The Sri Lankan journalist J.S. Tissainayagam (often referred to as “Tissa“) is finally free! As I wrote on this site earlier, Tissa had been sentenced last year to 20 years’ hard labor, after an unfair trial, for criticizing the Sri Lankan government’s conduct of the war against the Tamil Tigers in a couple magazine articles. Amnesty International had adopted Tissa as a “prisoner of conscience,” since he was being prosecuted solely for his legitimate journalistic activities. While the Sri Lankan government had announced on May 3 that President Rajapaksa had decided to pardon Tissa, as of June 9 the pardon still hadn’t been issued. Nor did we know whether his rights would be fully restored, including the right to leave the country.
Well, his pardon has finally come through and he has gotten his passport back. As the Committee to Protect Journalists has reported, Tissa arrived in Washington, DC yesterday morning. Thank you very, very much to all those who wrote on his behalf; I’m sure it helped a lot in getting his freedom restored.
Now’s the time for the Sri Lankan government to take other steps to demonstrate its respect for media freedom and human rights, including determining the fate of the disappeared journalist Prageeth Eknaligoda and repealing the Prevention of Terrorism Act and the emergency regulations. I hope I’ll be able to report more good news again soon.
On May 4, I wrote on this site about the Sri Lankan government’s announced pardon of the journalist J.S. Tissainayagam (often referred to as “Tissa”), who’d been unjustly convicted and sentenced to 20 years’ hard labor just for criticizing the government’s conduct of the war against the Tamil Tiger rebels. Amnesty International has adopted Tissa as a “prisoner of conscience” since we believe that he was imprisoned solely for his journalistic activities. I was reluctant to start celebrating until details of the pardon had been clarified.
Well, it’s now been 37 days since the announcement of the pardon, and the government still hasn’t issued it! The Sri Lankan Attorney General said in mid-May that Tissa’s lawyers had to withdraw his appeal against his conviction, and then the pardon could be issued in a “couple of days.” His lawyers reportedly withdrew his appeal on May 31 but the pardon has still not been issued.

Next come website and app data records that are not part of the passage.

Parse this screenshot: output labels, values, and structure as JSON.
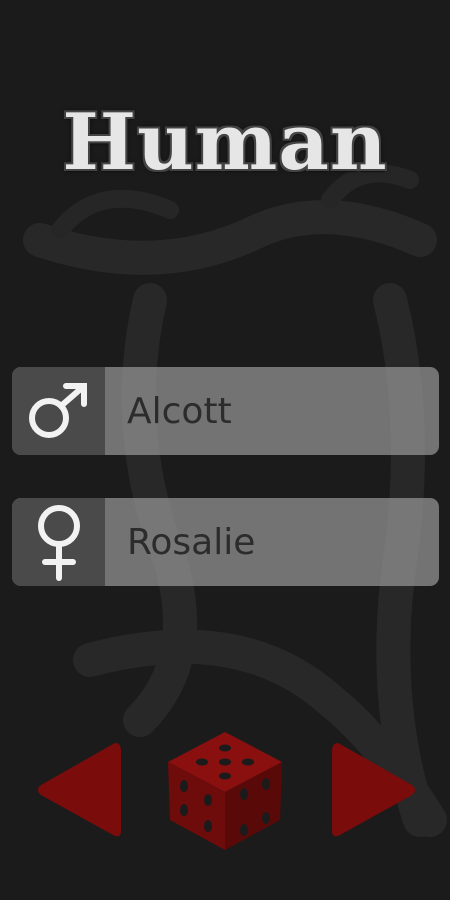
{
  "screen": {
    "title": "Human"
  },
  "names": {
    "male": {
      "icon": "male-symbol-icon",
      "label": "Alcott"
    },
    "female": {
      "icon": "female-symbol-icon",
      "label": "Rosalie"
    }
  },
  "controls": {
    "previous_icon": "triangle-left-icon",
    "randomize_icon": "dice-icon",
    "next_icon": "triangle-right-icon"
  },
  "colors": {
    "background": "#1b1b1b",
    "title_text": "#e6e6e6",
    "row_background": "#969696",
    "icon_box": "#4a4a4a",
    "name_text": "#2c2c2c",
    "accent_red": "#7a0c0c"
  }
}
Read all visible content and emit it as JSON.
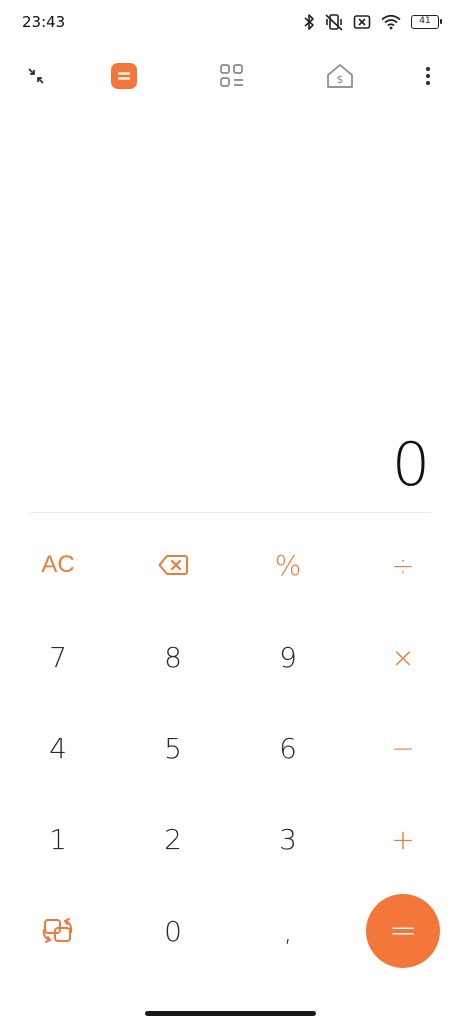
{
  "status_bar": {
    "time": "23:43",
    "battery_level": "41",
    "icons": [
      "bluetooth-icon",
      "vibrate-off-icon",
      "sim-off-icon",
      "wifi-icon",
      "battery-icon"
    ]
  },
  "toolbar": {
    "items": [
      {
        "name": "collapse-icon",
        "active": false
      },
      {
        "name": "calculator-icon",
        "active": true
      },
      {
        "name": "converter-grid-icon",
        "active": false
      },
      {
        "name": "currency-house-icon",
        "active": false
      },
      {
        "name": "more-vert-icon",
        "active": false
      }
    ]
  },
  "display": {
    "value": "0"
  },
  "keypad": {
    "row1": {
      "clear": "AC",
      "backspace_icon": "backspace-icon",
      "percent": "%",
      "divide": "÷"
    },
    "row2": {
      "k7": "7",
      "k8": "8",
      "k9": "9",
      "multiply": "×"
    },
    "row3": {
      "k4": "4",
      "k5": "5",
      "k6": "6",
      "minus": "−"
    },
    "row4": {
      "k1": "1",
      "k2": "2",
      "k3": "3",
      "plus": "+"
    },
    "row5": {
      "switch_icon": "switch-mode-icon",
      "k0": "0",
      "decimal": ",",
      "equals": "="
    }
  },
  "colors": {
    "accent": "#f3773a",
    "text": "#2b2b2b",
    "background": "#ffffff"
  }
}
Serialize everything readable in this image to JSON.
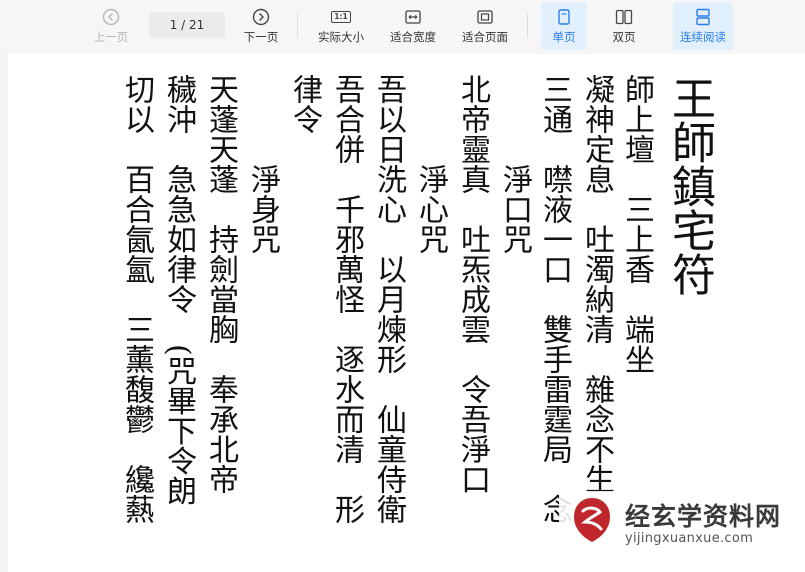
{
  "toolbar": {
    "prev_label": "上一页",
    "page_indicator": "1 / 21",
    "next_label": "下一页",
    "actual_size_label": "实际大小",
    "fit_width_label": "适合宽度",
    "fit_page_label": "适合页面",
    "single_page_label": "单页",
    "double_page_label": "双页",
    "continuous_label": "连续阅读",
    "actual_size_icon_text": "1:1",
    "accent_color": "#2b7de9"
  },
  "document": {
    "title": "王師鎮宅符",
    "columns": [
      "師上壇　三上香　端坐",
      "凝神定息　吐濁納清　雜念不生",
      "三通　噤液一口　雙手雷霆局　念",
      "　　淨口咒",
      "北帝靈真　吐炁成雲　令吾淨口",
      "　　淨心咒",
      "吾以日洗心　以月煉形　仙童侍衛",
      "吾合併　千邪萬怪　逐水而清　形",
      "律令",
      "　　淨身咒",
      "天蓬天蓬　持劍當胸　奉承北帝",
      "穢沖　急急如律令　(咒畢下令朗",
      "切以　百合氤氳　三薰馥鬱　纔爇"
    ]
  },
  "watermark": {
    "site_name": "经玄学资料网",
    "url": "yijingxuanxue.com"
  }
}
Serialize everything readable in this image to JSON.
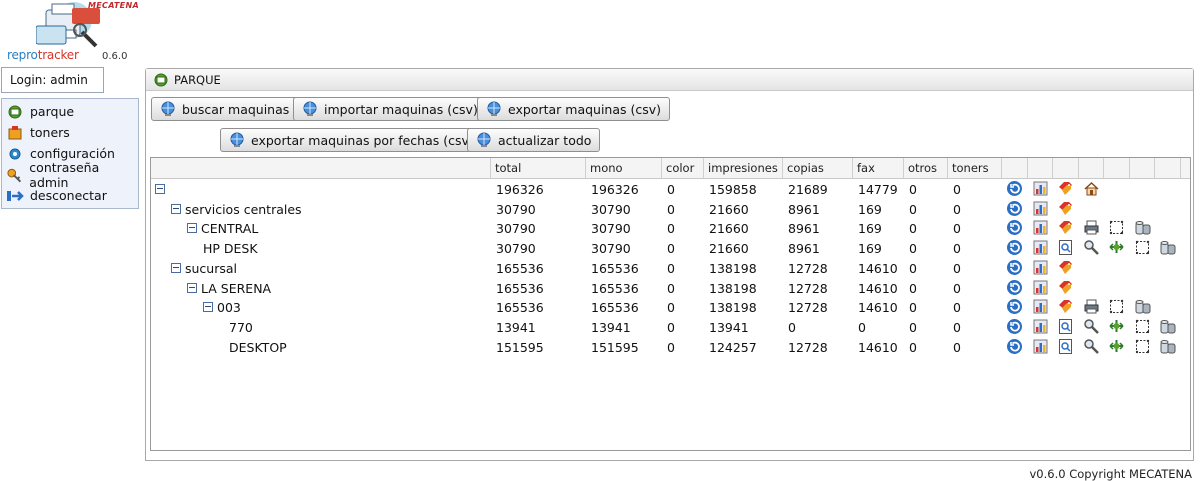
{
  "app": {
    "brand_part1": "repro",
    "brand_part2": "tracker",
    "version": "0.6.0",
    "maker": "MECATENA"
  },
  "login": {
    "label": "Login: admin"
  },
  "menu": [
    {
      "label": "parque",
      "icon": "parque-icon"
    },
    {
      "label": "toners",
      "icon": "toners-icon"
    },
    {
      "label": "configuración",
      "icon": "gear-icon"
    },
    {
      "label": "contraseña admin",
      "icon": "key-icon"
    },
    {
      "label": "desconectar",
      "icon": "logout-arrow-icon"
    }
  ],
  "panel": {
    "title": "PARQUE"
  },
  "buttons": {
    "buscar": "buscar maquinas",
    "importar": "importar maquinas (csv)",
    "exportar": "exportar maquinas (csv)",
    "exportar_fechas": "exportar maquinas por fechas (csv)",
    "actualizar": "actualizar todo"
  },
  "table": {
    "columns": [
      "total",
      "mono",
      "color",
      "impresiones",
      "copias",
      "fax",
      "otros",
      "toners"
    ],
    "rows": [
      {
        "name": "",
        "level": 0,
        "toggle": true,
        "total": "196326",
        "mono": "196326",
        "color": "0",
        "impresiones": "159858",
        "copias": "21689",
        "fax": "14779",
        "otros": "0",
        "toners": "0",
        "icons": [
          "refresh-icon",
          "chart-icon",
          "tags-icon",
          "home-icon"
        ]
      },
      {
        "name": "servicios centrales",
        "level": 1,
        "toggle": true,
        "total": "30790",
        "mono": "30790",
        "color": "0",
        "impresiones": "21660",
        "copias": "8961",
        "fax": "169",
        "otros": "0",
        "toners": "0",
        "icons": [
          "refresh-icon",
          "chart-icon",
          "tags-icon"
        ]
      },
      {
        "name": "CENTRAL",
        "level": 2,
        "toggle": true,
        "total": "30790",
        "mono": "30790",
        "color": "0",
        "impresiones": "21660",
        "copias": "8961",
        "fax": "169",
        "otros": "0",
        "toners": "0",
        "icons": [
          "refresh-icon",
          "chart-icon",
          "tags-icon",
          "printer-icon",
          "frame-icon",
          "toner-icon"
        ]
      },
      {
        "name": "HP DESK",
        "level": 3,
        "toggle": false,
        "total": "30790",
        "mono": "30790",
        "color": "0",
        "impresiones": "21660",
        "copias": "8961",
        "fax": "169",
        "otros": "0",
        "toners": "0",
        "icons": [
          "refresh-icon",
          "chart-icon",
          "search-doc-icon",
          "magnify-icon",
          "move-icon",
          "frame-icon",
          "toner-icon"
        ]
      },
      {
        "name": "sucursal",
        "level": 1,
        "toggle": true,
        "total": "165536",
        "mono": "165536",
        "color": "0",
        "impresiones": "138198",
        "copias": "12728",
        "fax": "14610",
        "otros": "0",
        "toners": "0",
        "icons": [
          "refresh-icon",
          "chart-icon",
          "tags-icon"
        ]
      },
      {
        "name": "LA SERENA",
        "level": 2,
        "toggle": true,
        "total": "165536",
        "mono": "165536",
        "color": "0",
        "impresiones": "138198",
        "copias": "12728",
        "fax": "14610",
        "otros": "0",
        "toners": "0",
        "icons": [
          "refresh-icon",
          "chart-icon",
          "tags-icon"
        ]
      },
      {
        "name": "003",
        "level": 3,
        "toggle": true,
        "total": "165536",
        "mono": "165536",
        "color": "0",
        "impresiones": "138198",
        "copias": "12728",
        "fax": "14610",
        "otros": "0",
        "toners": "0",
        "icons": [
          "refresh-icon",
          "chart-icon",
          "tags-icon",
          "printer-icon",
          "frame-icon",
          "toner-icon"
        ]
      },
      {
        "name": "770",
        "level": 4,
        "toggle": false,
        "total": "13941",
        "mono": "13941",
        "color": "0",
        "impresiones": "13941",
        "copias": "0",
        "fax": "0",
        "otros": "0",
        "toners": "0",
        "icons": [
          "refresh-icon",
          "chart-icon",
          "search-doc-icon",
          "magnify-icon",
          "move-icon",
          "frame-icon",
          "toner-icon"
        ]
      },
      {
        "name": "DESKTOP",
        "level": 4,
        "toggle": false,
        "total": "151595",
        "mono": "151595",
        "color": "0",
        "impresiones": "124257",
        "copias": "12728",
        "fax": "14610",
        "otros": "0",
        "toners": "0",
        "icons": [
          "refresh-icon",
          "chart-icon",
          "search-doc-icon",
          "magnify-icon",
          "move-icon",
          "frame-icon",
          "toner-icon"
        ]
      }
    ]
  },
  "footer": "v0.6.0 Copyright MECATENA"
}
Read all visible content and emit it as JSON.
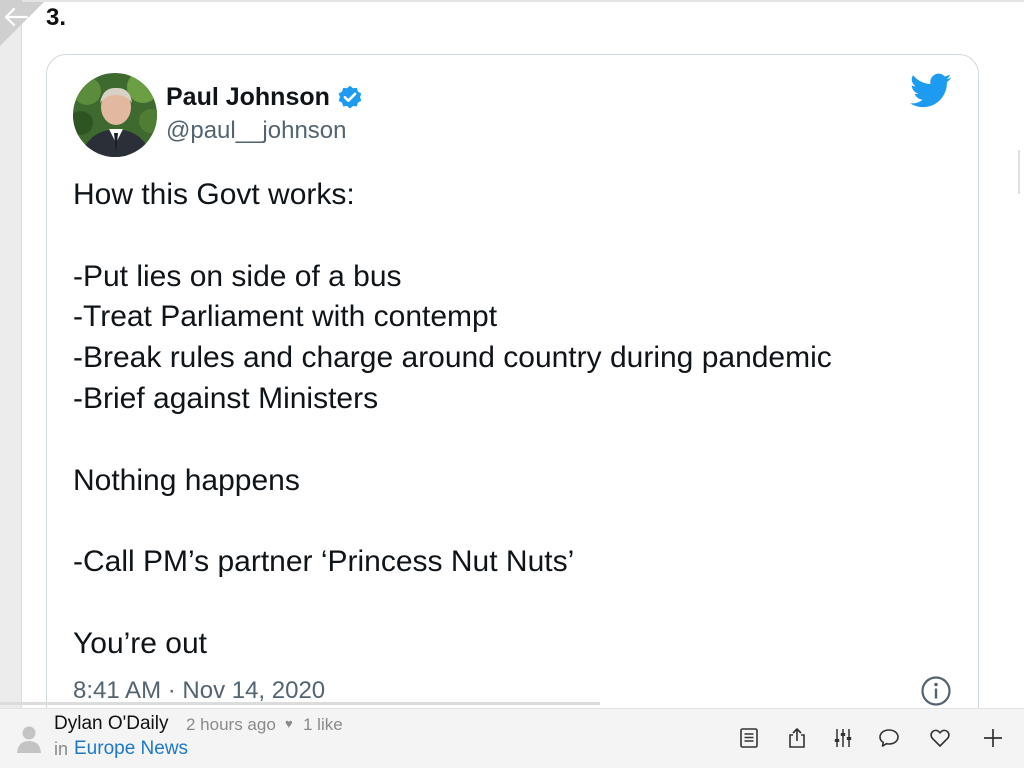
{
  "section": {
    "number": "3."
  },
  "tweet": {
    "author_name": "Paul Johnson",
    "author_handle": "@paul__johnson",
    "lines": [
      "How this Govt works:",
      "",
      "-Put lies on side of a bus",
      "-Treat Parliament with contempt",
      "-Break rules and charge around country during pandemic",
      "-Brief against Ministers",
      "",
      "Nothing happens",
      "",
      "-Call PM’s partner ‘Princess Nut Nuts’",
      "",
      "You’re out"
    ],
    "timestamp": "8:41 AM · Nov 14, 2020"
  },
  "footer": {
    "author": "Dylan O'Daily",
    "time_ago": "2 hours ago",
    "likes": "1 like",
    "in_label": "in",
    "source": "Europe News"
  },
  "icons": {
    "back": "back-arrow-icon",
    "verified": "verified-badge-icon",
    "twitter": "twitter-bird-icon",
    "info": "info-icon",
    "toolbar": [
      "reader-view-icon",
      "share-icon",
      "filter-sliders-icon",
      "comment-icon",
      "heart-icon",
      "plus-icon"
    ]
  },
  "colors": {
    "verified": "#1d9bf0",
    "twitter": "#1d9bf0",
    "link": "#1d78c9",
    "muted": "#536471"
  }
}
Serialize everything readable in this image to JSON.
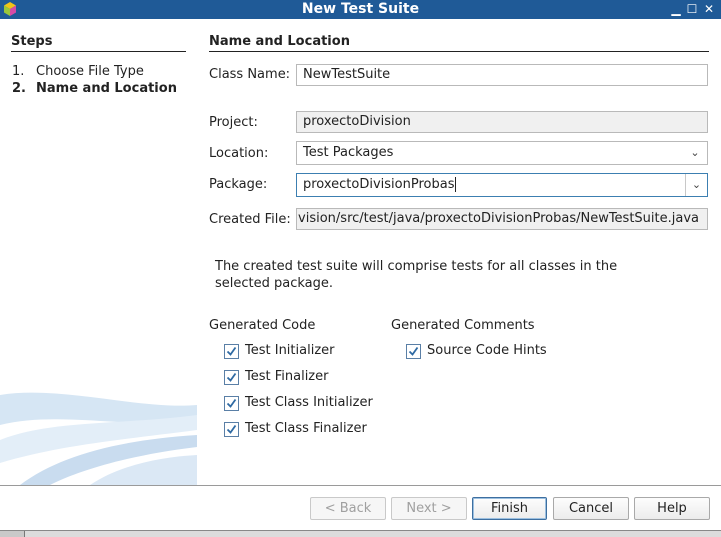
{
  "window": {
    "title": "New Test Suite"
  },
  "steps": {
    "heading": "Steps",
    "items": [
      {
        "num": "1.",
        "label": "Choose File Type"
      },
      {
        "num": "2.",
        "label": "Name and Location"
      }
    ]
  },
  "main": {
    "heading": "Name and Location",
    "class_name": {
      "label": "Class Name:",
      "value": "NewTestSuite"
    },
    "project": {
      "label": "Project:",
      "value": "proxectoDivision"
    },
    "location": {
      "label": "Location:",
      "value": "Test Packages"
    },
    "package": {
      "label": "Package:",
      "value": "proxectoDivisionProbas"
    },
    "created_file": {
      "label": "Created File:",
      "value": "ivision/src/test/java/proxectoDivisionProbas/NewTestSuite.java"
    },
    "description": "The created test suite will comprise tests for all classes in the selected package.",
    "generated_code": {
      "heading": "Generated Code",
      "options": [
        {
          "label": "Test Initializer",
          "checked": true
        },
        {
          "label": "Test Finalizer",
          "checked": true
        },
        {
          "label": "Test Class Initializer",
          "checked": true
        },
        {
          "label": "Test Class Finalizer",
          "checked": true
        }
      ]
    },
    "generated_comments": {
      "heading": "Generated Comments",
      "options": [
        {
          "label": "Source Code Hints",
          "checked": true
        }
      ]
    }
  },
  "buttons": {
    "back": "< Back",
    "next": "Next >",
    "finish": "Finish",
    "cancel": "Cancel",
    "help": "Help"
  },
  "icons": {
    "app": "netbeans-cube-icon",
    "minimize": "minimize-icon",
    "maximize": "maximize-icon",
    "close": "close-icon",
    "dropdown": "chevron-down-icon",
    "check": "checkmark-icon"
  },
  "colors": {
    "titlebar": "#1f5a97",
    "checkbox_border": "#5a7fa6",
    "check": "#2f6aa3"
  }
}
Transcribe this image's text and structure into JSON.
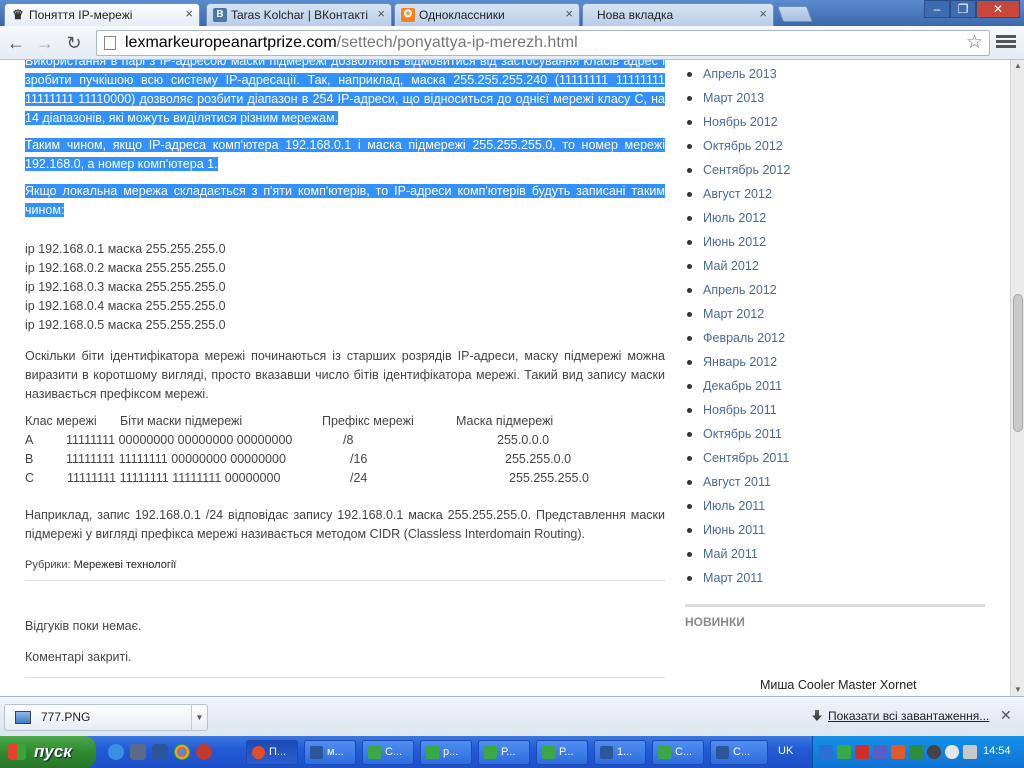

Why all the delay? Please write the Sri Lankan government and ask that the granting of the pardon be expedited. Let the government know that the world is still watching and that we won’t rest until Tissa’s rights are fully restored. Thanks.
Action for Human Rights. Hope for Humanity.